The "Agreement"
In 2004, Indian Prime Minister Dr. Manmohan Singh visited the U.S and the media suddenly announced the signing of a Ground breaking agreement between the Indians and the US. The details of it were not disclosed. It was only told that India would have to separate its military and civilian facilities and put the Civilian facilities under the scanner of International Atomic Energy Association(IAEA). As a civilian, people like myself had no idea what the role of US was. All that the Bush Government said was "We will try our best to mend our rules".

It is understandable that India wishes to get rid of the sanctions so that more research can be done on this source of energy that could be the only saviour in the ever-increasing energy needs of developing India. For that to happen, it does need access to Uranium deposits. But when it accepts to put itself on the IAEA scrutiny, it also asks to be treated just like any other Nuclear state.

So the question is, in acceding to the demands of US, is India losing out on the original motive of emerging as a power centre in the global scene? Lets face it, being under IAEA scanner means being under the nose of US Spies. We are not only exposing our nuclear prowess, but also our years of research. The US, obviously, has asked India to put the Kalpakkam Nuclear Plant under the civilian category.
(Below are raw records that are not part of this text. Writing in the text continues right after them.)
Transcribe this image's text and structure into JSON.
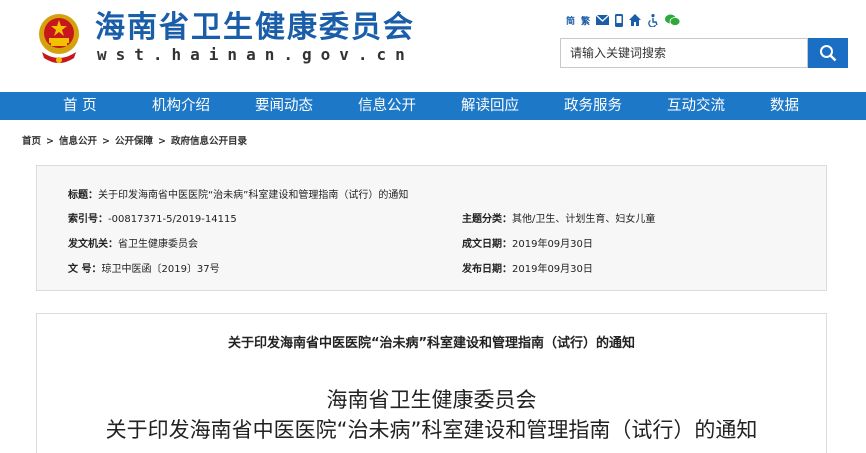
{
  "header": {
    "site_name": "海南省卫生健康委员会",
    "site_url": "wst.hainan.gov.cn",
    "quick_links": {
      "simplified": "简",
      "traditional": "繁"
    },
    "search": {
      "placeholder": "请输入关键词搜索"
    },
    "colors": {
      "brand": "#1a5ea9",
      "search_button": "#1a6fc4",
      "wechat": "#2eaa3a"
    }
  },
  "nav": {
    "color": "#1e78c8",
    "items": [
      "首 页",
      "机构介绍",
      "要闻动态",
      "信息公开",
      "解读回应",
      "政务服务",
      "互动交流",
      "数据"
    ]
  },
  "breadcrumb": [
    "首页",
    "信息公开",
    "公开保障",
    "政府信息公开目录"
  ],
  "meta": {
    "title_label": "标题：",
    "title_value": "关于印发海南省中医医院“治未病”科室建设和管理指南（试行）的通知",
    "index_label": "索引号：",
    "index_value": "-00817371-5/2019-14115",
    "subject_label": "主题分类：",
    "subject_value": "其他/卫生、计划生育、妇女儿童",
    "issuer_label": "发文机关：",
    "issuer_value": "省卫生健康委员会",
    "written_label": "成文日期：",
    "written_value": "2019年09月30日",
    "docno_label": "文 号：",
    "docno_value": "琼卫中医函〔2019〕37号",
    "published_label": "发布日期：",
    "published_value": "2019年09月30日"
  },
  "document": {
    "heading": "关于印发海南省中医医院“治未病”科室建设和管理指南（试行）的通知",
    "issuer": "海南省卫生健康委员会",
    "title": "关于印发海南省中医医院“治未病”科室建设和管理指南（试行）的通知"
  }
}
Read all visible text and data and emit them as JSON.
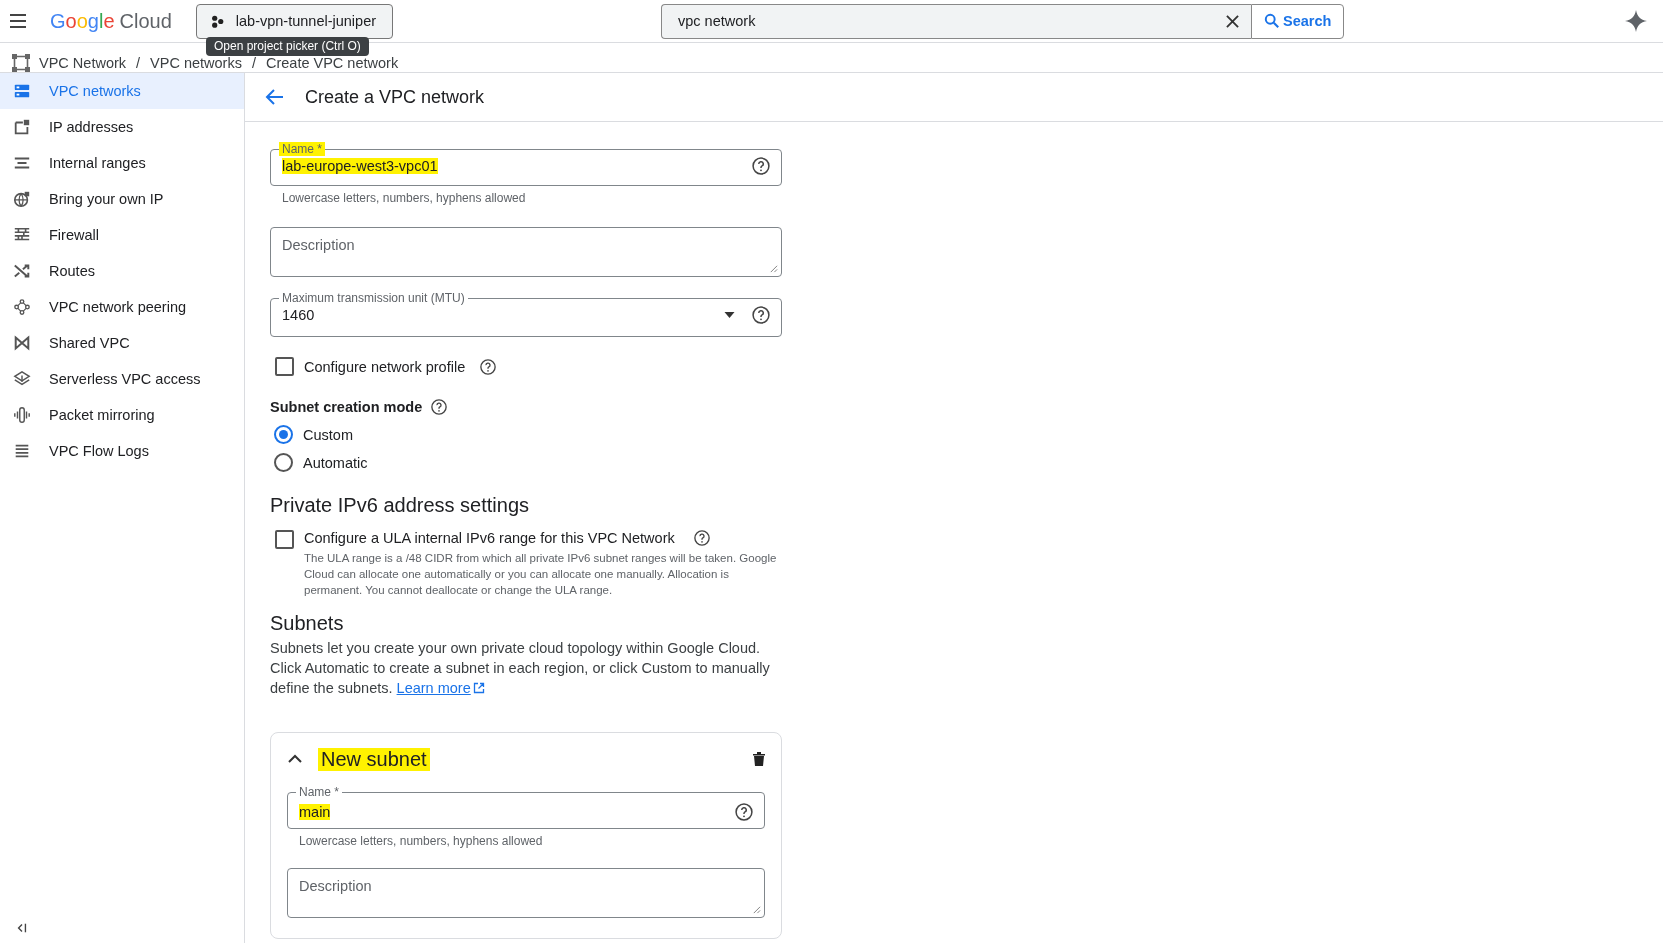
{
  "topbar": {
    "logo": {
      "brand": "Google",
      "product": "Cloud"
    },
    "project": "lab-vpn-tunnel-juniper",
    "search": {
      "value": "vpc network",
      "button": "Search"
    }
  },
  "tooltip": "Open project picker (Ctrl O)",
  "breadcrumb": {
    "separator": "/",
    "items": [
      "VPC Network",
      "VPC networks",
      "Create VPC network"
    ]
  },
  "sidebar": {
    "items": [
      {
        "label": "VPC networks",
        "selected": true
      },
      {
        "label": "IP addresses",
        "selected": false
      },
      {
        "label": "Internal ranges",
        "selected": false
      },
      {
        "label": "Bring your own IP",
        "selected": false
      },
      {
        "label": "Firewall",
        "selected": false
      },
      {
        "label": "Routes",
        "selected": false
      },
      {
        "label": "VPC network peering",
        "selected": false
      },
      {
        "label": "Shared VPC",
        "selected": false
      },
      {
        "label": "Serverless VPC access",
        "selected": false
      },
      {
        "label": "Packet mirroring",
        "selected": false
      },
      {
        "label": "VPC Flow Logs",
        "selected": false
      }
    ]
  },
  "page": {
    "title": "Create a VPC network"
  },
  "form": {
    "name": {
      "label": "Name *",
      "label_highlighted": true,
      "value": "lab-europe-west3-vpc01",
      "value_highlighted": true,
      "hint": "Lowercase letters, numbers, hyphens allowed"
    },
    "description": {
      "placeholder": "Description"
    },
    "mtu": {
      "label": "Maximum transmission unit (MTU)",
      "value": "1460"
    },
    "network_profile": {
      "label": "Configure network profile",
      "checked": false
    },
    "subnet_mode": {
      "label": "Subnet creation mode",
      "options": [
        {
          "label": "Custom",
          "selected": true
        },
        {
          "label": "Automatic",
          "selected": false
        }
      ]
    },
    "ipv6": {
      "heading": "Private IPv6 address settings",
      "label": "Configure a ULA internal IPv6 range for this VPC Network",
      "checked": false,
      "help": "The ULA range is a /48 CIDR from which all private IPv6 subnet ranges will be taken. Google Cloud can allocate one automatically or you can allocate one manually. Allocation is permanent. You cannot deallocate or change the ULA range."
    },
    "subnets": {
      "heading": "Subnets",
      "text": "Subnets let you create your own private cloud topology within Google Cloud. Click Automatic to create a subnet in each region, or click Custom to manually define the subnets.",
      "link": "Learn more"
    },
    "subnet": {
      "title": "New subnet",
      "title_highlighted": true,
      "expanded": true,
      "name": {
        "label": "Name *",
        "label_highlighted": false,
        "value": "main",
        "value_highlighted": true,
        "hint": "Lowercase letters, numbers, hyphens allowed"
      },
      "description": {
        "placeholder": "Description"
      }
    }
  }
}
The Iran, Syria angle
It appears that from the recent talks, US has got peeved at the unflinching stance of India and has started to blackmail India. India's earlier vote against Iran came quite as a shock and now US has become so bold as to say that if ONGC takes a stake in Syrian Oil company then it can forget about the agreement. So it remains to be asked... "Will India allow US to blackmail it?"